(CTN News) – This week, a mosquito sample collected in Vandalia, Ohio tested positiveNile virus, according to Public Health Dayton- Montgomery County.
It is not uncommon for mosquitoes in the region to test positive for the virus at this time of year, according to officials with the public health agency. An additional mosquito carrying West Nile virus was found in Vandalia at the end of July.
However, Public Health staff were scheduled to spray the area surrounding the Vandalia Rec Center where the West Nile virus mosquito was collected on Tuesday this week. Adulticide mosquito spray (Duet) used by local health officials is safe for wildlife, humans, and pets, and does not harm bees.
Additionally, public health staff have distributed informational flyers regarding how to reduce mosquito populations and how to reduce the chance of being bitten by mosquitoes to homes in the area where the mosquito was trapped.
In the flyers, it is recommended that:
It is recommended that you use an EPA-approved mosquito repellent containing DEET and follow the instructions on the label.
When you are outdoors between dusk and dawn, mosquitoes are most active, so wear long pants, a long-sleeved shirt, shoes, and socks.
By wearing light-colored clothing, mosquitoes will be less attracted to you.
To prevent mosquitoes from entering your home, you should install or repair screens on your windows and doors.
Make sure all roof gutters are clean and drain properly.
Remove standing water from your yard, flower pots, buckets, and barrels.
The water in pet dishes and bird baths should be changed on a weekly basis.
Water should be drained from tire swings by drilling holes. When not in use, keep children’s wading pools on their sides.
In the continental United States, West Nile virus (WNV) is the leading mosquito-borne disease, and climate change increases the risk of human exposure to this virus.
The most common way in which it is spread to people is through the bite of an infected mosquito. The mosquito season, which begins in the summer and continues through the fall, is the peak time for WNV cases.
There is no vaccine or medication available to prevent or treat WNV in humans. Fortunately, most people who are infected with WNV do not experience any symptoms of illness.
About one in five individuals who are infected develop a fever and other symptoms. One out of every 150 individuals infected with this virus develops a serious, sometimes fatal illness.
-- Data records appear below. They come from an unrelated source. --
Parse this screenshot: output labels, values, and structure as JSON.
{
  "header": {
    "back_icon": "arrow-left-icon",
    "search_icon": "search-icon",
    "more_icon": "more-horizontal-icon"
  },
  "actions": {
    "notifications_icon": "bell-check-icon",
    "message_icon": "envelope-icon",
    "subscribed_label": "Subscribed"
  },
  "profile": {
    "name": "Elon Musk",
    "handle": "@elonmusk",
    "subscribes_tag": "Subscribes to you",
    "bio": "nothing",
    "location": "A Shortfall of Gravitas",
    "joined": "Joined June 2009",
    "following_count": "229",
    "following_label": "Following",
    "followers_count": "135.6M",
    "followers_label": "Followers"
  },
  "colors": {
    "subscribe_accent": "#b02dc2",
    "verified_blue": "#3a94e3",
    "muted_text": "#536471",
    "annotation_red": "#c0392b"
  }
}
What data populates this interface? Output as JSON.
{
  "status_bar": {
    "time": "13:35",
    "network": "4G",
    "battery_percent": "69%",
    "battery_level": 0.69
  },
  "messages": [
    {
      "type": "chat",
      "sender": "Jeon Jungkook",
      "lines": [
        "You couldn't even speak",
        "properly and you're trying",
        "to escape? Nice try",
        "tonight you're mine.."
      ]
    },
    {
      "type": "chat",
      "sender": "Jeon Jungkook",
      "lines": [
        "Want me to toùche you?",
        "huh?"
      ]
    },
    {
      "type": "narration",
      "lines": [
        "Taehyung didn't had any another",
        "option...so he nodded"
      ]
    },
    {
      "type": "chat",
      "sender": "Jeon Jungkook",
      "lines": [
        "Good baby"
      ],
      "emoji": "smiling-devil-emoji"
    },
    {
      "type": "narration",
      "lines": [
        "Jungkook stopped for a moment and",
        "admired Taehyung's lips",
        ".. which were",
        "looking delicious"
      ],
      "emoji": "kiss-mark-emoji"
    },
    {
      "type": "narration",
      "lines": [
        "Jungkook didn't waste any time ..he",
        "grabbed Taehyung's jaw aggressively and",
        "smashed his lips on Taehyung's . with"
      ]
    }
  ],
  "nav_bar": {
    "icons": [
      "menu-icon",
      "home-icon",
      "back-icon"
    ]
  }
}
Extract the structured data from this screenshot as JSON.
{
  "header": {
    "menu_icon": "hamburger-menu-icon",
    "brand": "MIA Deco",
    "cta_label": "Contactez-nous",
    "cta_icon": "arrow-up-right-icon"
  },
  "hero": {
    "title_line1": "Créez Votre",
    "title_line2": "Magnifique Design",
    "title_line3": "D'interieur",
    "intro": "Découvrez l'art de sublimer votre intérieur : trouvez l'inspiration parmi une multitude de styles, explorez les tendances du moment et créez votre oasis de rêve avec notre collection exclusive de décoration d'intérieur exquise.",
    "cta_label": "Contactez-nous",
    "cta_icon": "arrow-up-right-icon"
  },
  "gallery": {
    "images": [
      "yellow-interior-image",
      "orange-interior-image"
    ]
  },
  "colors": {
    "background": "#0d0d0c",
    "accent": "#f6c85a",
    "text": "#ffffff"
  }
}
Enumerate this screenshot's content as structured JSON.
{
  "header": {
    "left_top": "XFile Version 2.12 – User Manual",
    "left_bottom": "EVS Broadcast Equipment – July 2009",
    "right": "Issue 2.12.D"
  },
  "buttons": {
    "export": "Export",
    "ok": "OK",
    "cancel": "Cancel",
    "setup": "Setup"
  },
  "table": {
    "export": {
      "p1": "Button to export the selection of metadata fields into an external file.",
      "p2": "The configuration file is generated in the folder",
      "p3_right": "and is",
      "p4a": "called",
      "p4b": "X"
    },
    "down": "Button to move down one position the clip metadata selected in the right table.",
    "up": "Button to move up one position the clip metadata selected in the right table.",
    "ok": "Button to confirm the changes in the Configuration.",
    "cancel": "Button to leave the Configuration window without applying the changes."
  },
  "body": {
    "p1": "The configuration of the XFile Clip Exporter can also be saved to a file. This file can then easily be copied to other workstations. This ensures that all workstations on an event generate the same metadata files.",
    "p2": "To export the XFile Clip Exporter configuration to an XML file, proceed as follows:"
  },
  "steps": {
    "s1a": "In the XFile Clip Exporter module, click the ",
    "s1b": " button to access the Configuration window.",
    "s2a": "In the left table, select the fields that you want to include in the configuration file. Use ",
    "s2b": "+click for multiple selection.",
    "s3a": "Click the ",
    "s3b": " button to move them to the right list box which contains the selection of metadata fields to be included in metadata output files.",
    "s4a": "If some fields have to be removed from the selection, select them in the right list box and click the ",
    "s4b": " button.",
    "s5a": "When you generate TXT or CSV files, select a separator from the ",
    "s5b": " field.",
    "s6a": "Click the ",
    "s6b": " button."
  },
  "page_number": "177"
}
The West Nile Virus has not been reported in Montgomery County in 2023, and there were three cases in 2022.